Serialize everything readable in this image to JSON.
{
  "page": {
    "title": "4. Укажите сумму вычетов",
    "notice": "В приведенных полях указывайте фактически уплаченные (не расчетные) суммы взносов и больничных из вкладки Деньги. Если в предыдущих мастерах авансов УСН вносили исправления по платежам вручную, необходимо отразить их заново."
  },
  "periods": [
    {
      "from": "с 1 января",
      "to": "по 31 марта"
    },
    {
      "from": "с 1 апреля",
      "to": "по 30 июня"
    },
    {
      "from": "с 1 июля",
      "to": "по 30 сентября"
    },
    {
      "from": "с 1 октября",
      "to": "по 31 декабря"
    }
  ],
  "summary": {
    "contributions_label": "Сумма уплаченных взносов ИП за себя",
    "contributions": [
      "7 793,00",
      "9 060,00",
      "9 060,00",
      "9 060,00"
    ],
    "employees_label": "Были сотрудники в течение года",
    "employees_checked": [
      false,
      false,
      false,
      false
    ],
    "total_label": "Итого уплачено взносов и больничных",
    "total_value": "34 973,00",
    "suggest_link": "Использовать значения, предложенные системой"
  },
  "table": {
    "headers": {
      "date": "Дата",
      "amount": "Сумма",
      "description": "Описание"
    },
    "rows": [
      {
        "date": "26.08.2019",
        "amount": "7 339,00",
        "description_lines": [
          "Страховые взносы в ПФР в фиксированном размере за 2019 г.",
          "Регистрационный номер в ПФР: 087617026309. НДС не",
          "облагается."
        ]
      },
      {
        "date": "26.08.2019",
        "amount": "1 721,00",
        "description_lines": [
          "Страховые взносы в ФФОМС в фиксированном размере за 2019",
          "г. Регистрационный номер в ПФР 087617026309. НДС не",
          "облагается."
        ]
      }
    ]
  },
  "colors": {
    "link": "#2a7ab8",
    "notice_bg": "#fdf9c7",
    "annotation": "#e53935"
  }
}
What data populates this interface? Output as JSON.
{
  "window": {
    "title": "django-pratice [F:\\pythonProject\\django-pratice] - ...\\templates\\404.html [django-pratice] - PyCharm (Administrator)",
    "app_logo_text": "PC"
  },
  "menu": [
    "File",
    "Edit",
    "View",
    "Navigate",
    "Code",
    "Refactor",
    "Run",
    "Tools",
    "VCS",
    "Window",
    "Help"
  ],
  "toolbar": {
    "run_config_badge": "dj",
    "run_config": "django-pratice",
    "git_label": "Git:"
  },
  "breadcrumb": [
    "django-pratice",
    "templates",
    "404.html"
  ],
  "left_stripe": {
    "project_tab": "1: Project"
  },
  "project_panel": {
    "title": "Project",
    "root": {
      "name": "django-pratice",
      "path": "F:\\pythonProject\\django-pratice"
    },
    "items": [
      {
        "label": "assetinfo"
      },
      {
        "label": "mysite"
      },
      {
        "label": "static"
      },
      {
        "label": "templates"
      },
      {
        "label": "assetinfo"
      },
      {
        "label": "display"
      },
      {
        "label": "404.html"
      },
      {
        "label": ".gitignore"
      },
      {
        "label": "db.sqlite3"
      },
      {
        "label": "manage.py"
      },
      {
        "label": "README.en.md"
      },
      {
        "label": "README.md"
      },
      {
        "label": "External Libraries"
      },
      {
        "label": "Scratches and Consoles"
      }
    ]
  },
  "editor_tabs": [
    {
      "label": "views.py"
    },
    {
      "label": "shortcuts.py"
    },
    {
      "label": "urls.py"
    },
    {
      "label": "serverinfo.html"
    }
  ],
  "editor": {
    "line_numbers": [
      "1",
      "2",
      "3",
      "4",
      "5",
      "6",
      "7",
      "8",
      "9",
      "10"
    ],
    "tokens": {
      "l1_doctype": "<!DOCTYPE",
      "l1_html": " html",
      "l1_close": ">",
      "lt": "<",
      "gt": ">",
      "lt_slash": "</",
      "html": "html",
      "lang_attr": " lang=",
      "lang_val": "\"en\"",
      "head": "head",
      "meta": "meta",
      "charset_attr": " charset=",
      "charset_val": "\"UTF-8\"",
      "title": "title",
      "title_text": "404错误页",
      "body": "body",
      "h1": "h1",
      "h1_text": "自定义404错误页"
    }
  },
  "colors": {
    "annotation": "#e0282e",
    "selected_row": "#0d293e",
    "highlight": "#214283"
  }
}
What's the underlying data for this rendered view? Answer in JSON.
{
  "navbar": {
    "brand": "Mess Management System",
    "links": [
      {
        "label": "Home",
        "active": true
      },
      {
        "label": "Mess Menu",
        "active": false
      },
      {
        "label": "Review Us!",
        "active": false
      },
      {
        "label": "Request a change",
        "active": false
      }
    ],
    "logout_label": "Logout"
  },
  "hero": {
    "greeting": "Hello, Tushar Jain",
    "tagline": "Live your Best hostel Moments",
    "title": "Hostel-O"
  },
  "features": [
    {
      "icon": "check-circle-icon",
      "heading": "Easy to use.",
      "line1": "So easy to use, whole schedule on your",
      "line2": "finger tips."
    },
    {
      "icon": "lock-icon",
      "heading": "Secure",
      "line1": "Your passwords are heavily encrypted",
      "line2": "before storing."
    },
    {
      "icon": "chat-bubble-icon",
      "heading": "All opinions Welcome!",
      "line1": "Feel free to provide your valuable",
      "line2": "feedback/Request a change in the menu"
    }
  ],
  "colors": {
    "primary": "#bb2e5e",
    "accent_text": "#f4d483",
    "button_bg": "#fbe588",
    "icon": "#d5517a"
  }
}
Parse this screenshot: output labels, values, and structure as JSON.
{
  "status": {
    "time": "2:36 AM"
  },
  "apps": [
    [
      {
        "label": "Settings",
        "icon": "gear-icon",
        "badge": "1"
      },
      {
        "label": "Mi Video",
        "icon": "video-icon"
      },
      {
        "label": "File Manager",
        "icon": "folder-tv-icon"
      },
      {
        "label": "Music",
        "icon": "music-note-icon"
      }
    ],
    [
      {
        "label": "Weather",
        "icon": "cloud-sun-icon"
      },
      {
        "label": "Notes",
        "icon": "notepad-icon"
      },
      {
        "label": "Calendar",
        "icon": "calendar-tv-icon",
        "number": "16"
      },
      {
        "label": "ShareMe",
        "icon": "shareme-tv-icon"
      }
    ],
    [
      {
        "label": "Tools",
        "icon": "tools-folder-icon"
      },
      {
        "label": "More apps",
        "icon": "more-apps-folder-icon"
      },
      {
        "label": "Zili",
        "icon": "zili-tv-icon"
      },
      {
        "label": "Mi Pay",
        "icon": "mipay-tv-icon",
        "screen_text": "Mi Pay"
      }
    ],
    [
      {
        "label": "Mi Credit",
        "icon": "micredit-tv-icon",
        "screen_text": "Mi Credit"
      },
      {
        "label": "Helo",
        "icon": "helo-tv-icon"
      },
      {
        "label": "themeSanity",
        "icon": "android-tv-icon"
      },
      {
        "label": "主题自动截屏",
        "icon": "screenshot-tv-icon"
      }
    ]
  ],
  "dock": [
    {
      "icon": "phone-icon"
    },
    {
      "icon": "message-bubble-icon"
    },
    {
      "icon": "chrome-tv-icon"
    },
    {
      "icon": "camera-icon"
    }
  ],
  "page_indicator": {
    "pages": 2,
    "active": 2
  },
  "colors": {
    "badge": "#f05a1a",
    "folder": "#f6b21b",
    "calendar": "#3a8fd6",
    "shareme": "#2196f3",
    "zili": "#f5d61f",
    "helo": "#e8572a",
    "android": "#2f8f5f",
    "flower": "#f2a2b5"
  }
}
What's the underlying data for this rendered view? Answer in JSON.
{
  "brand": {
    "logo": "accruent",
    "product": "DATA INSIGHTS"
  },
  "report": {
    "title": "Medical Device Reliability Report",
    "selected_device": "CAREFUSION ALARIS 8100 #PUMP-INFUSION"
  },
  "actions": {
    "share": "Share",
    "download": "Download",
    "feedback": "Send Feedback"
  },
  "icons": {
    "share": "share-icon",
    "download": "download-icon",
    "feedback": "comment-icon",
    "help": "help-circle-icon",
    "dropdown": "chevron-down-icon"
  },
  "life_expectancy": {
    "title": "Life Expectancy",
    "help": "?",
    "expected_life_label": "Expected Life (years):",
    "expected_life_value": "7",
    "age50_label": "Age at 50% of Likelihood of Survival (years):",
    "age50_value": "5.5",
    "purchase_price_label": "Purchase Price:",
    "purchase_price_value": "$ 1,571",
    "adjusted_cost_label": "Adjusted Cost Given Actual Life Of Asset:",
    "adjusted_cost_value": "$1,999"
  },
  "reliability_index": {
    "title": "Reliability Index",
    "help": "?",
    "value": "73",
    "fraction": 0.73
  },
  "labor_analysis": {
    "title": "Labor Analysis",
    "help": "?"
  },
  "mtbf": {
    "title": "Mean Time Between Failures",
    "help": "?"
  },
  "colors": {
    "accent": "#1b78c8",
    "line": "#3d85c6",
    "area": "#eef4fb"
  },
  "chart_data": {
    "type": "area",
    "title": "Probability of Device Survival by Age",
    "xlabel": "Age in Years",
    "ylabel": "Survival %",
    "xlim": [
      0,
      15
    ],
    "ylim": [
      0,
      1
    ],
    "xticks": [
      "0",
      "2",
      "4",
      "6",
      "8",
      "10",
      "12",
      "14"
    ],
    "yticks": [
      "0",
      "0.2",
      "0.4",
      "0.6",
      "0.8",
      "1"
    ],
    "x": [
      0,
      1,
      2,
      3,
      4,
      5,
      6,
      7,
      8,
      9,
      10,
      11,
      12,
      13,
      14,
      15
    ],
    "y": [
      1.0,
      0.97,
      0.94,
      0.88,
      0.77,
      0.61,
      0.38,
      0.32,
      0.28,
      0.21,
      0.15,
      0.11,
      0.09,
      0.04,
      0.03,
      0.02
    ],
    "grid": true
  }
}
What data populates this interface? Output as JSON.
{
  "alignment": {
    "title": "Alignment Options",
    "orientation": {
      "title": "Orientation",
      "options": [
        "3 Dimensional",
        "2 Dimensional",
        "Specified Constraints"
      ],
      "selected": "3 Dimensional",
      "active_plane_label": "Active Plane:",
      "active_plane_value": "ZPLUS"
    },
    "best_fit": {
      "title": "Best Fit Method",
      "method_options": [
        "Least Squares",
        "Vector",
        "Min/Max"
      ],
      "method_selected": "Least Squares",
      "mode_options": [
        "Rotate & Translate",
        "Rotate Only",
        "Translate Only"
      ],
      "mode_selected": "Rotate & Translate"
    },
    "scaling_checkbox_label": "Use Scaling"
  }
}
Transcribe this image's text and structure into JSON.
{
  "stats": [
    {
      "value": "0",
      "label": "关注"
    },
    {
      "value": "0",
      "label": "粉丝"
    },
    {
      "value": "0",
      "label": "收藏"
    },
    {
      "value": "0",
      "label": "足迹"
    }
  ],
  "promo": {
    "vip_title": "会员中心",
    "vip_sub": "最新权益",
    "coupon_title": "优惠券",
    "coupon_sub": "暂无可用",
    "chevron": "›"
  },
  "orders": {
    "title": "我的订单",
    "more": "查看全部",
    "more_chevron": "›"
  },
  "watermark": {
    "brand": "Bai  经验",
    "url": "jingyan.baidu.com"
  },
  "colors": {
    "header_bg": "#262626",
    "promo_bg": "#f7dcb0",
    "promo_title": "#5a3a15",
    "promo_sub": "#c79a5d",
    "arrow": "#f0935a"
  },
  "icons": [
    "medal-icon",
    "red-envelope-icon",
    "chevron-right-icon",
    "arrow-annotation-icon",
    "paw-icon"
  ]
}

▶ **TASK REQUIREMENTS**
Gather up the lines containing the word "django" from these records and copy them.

▶ **WRITTEN RESPONSE**
    "title": "django-pratice [F:\\pythonProject\\django-pratice] - ...\\templates\\404.html [django-pratice] - PyCharm (Administrator)",
    "run_config": "django-pratice",
    "django-pratice",
      "name": "django-pratice",
      "path": "F:\\pythonProject\\django-pratice"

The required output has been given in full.